Recently I started scanning the nearly 1500 slides I took during the trip, and in time I will post on other gardens I visited. The above view of the Rose Garden from the top of the tower I photostitched – a fun exercise! The hedge on the left between the Rose and Cottage Gardens has been rejuvenated over the last few years. Compare current photos of its new slim and trim shape with this one.
But before I set off, let me point you towards an excellent impression of Sissinghurst, posted by my good friend Moosey of mooseyscountrygarden.com recently after visiting Sissinghurst for the first time. In her inimitable way she comments on the experience here. And as a collection of Sissinghurst pictures, nothing beats Dave Parker’s series, now several years old, over here.

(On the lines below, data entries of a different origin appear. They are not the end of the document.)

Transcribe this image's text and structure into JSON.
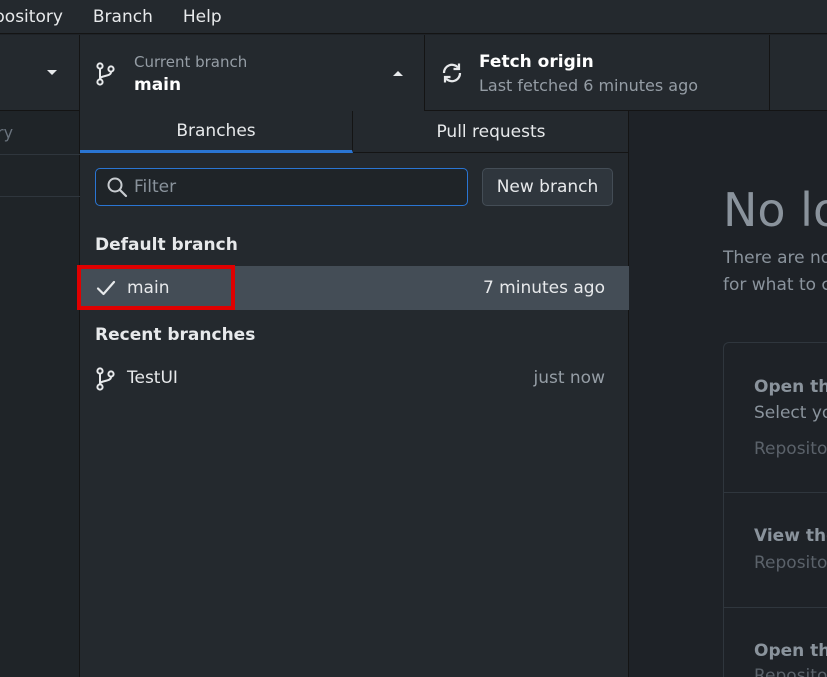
{
  "menubar": {
    "items": [
      "pository",
      "Branch",
      "Help"
    ]
  },
  "toolbar": {
    "branch": {
      "sub_label": "Current branch",
      "name": "main"
    },
    "fetch": {
      "title": "Fetch origin",
      "sub_label": "Last fetched 6 minutes ago"
    }
  },
  "left_pane": {
    "tab_stub": "ry"
  },
  "dropdown": {
    "tabs": {
      "branches": "Branches",
      "pull_requests": "Pull requests"
    },
    "filter": {
      "placeholder": "Filter",
      "value": ""
    },
    "new_branch_label": "New branch",
    "default_section": "Default branch",
    "default_branch": {
      "name": "main",
      "time": "7 minutes ago",
      "selected": true
    },
    "recent_section": "Recent branches",
    "recent_branches": [
      {
        "name": "TestUI",
        "time": "just now"
      }
    ]
  },
  "right_pane": {
    "heading": "No lo",
    "line1": "There are no",
    "line2": "for what to c",
    "cards": [
      {
        "heading": "Open the",
        "text": "Select yo",
        "detail": "Repositor"
      },
      {
        "heading": "View the",
        "detail": "Repositor"
      },
      {
        "heading": "Open the",
        "detail": "Reposito"
      }
    ]
  },
  "colors": {
    "accent": "#2a75d3",
    "selected_row": "#444d56",
    "highlight_annotation": "#e00000",
    "background": "#24292e"
  },
  "icons": {
    "branch": "git-branch-icon",
    "sync": "sync-icon",
    "search": "search-icon",
    "check": "check-icon",
    "caret_down": "caret-down-icon",
    "caret_up": "caret-up-icon"
  }
}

The Moat Walk is flanked by the oldest brickwork at Sissinghurst, part of the foundation of the medieval manor, and unearthed (literally) to much excitement from the overgrown rubble towards the end of 1930. My source, by the way, is Tony Lord’s excellent book Gardening at Sissinghurst, together with Jane Brown’s Vita’s other world . There are few other gardens (or relationships!) as well documented, which helps to explain the immense interest in Sissinghurst. I own and have read and reread these books, as well as several others on the garden, Portrait of a Marriage, and the many volumes of journals and the letters between Vita and Harold and other people. You might call it my obsession 😉
This picture captures many of the elements of the garden: beautiful lead vases – bought one by one as they could afford them from a patient antique dealer– top the Moat Walk’s ancient wall, which is colonised by various lime-loving crevice-dwellers, seemingly without human intervention. In fact the effect is carefully orchestrated, and whereas some of the plants are almost weedy, others are rare and select.
On the right is one of the Bagatelle vases, inherited by Vita’s mother, Lady Sackville… and thereby, too, hangs a tale… Here it is planted with what I assume is a Helichrysum , but not the plant Tony Lord shows it with.
|It might even be this one which I photographed on Sunday: we were up the mountain marking the route for Saturday’s Iron Crown Challenge – a trail route half-marathon fund-raiser our Rotary Club has organised. (My obsession with the garden possibilities of our wild flowers comes through loud and clear in my posts here about previous walks on the mountainside!)|
We are now in the Rose Garden, where another of the qualities that define Sissinghurst and have been copied in so many ways during the last 80 years can be seen: the lush and luxurious planting within a strong geometric structure. Although roses are the central plants in this garden, a vast variety of other plants provide texture, colour support and an extended season of interest, all contained within a network of paths and hedges of various heights. The central Rondel (see first photo) masks the fact that two important axes do not cross at right angles, due to the obtuse layout of the original buildings. The Rondel in turn is central to my own development as a garden… but that is a subject for a separate post!
Here is another view across the Rose Garden… the flag irises at Sissinghurst make me despair for my own garden, where they need to be cosseted – and yet I’ve grown them with huge success in previous gardens… The Lime Walk which runs parallel to the Rose Garden can be seen in the background – note the series of horizontal lines that help give form to the composition in this garden.
The weakness of the last two shots is that they make the Cottage Garden and the Rose Garden look very similar in feel, which they are not – you will need to explore that statement by studying other people’s photographs!
Admittedly less impressive than this hybrid, it nevertheless was an impressive sight which I had never noticed before. Strangely enough, despite all my plans, I’ve never brought any of it into my formal gardens, and a friend who imports new varieties of plants and trials them for commercial sales, has told me that all the phygelius he tried have disappointed him…
And thus we come to the end of my highly personal impressions of Sissinghurst.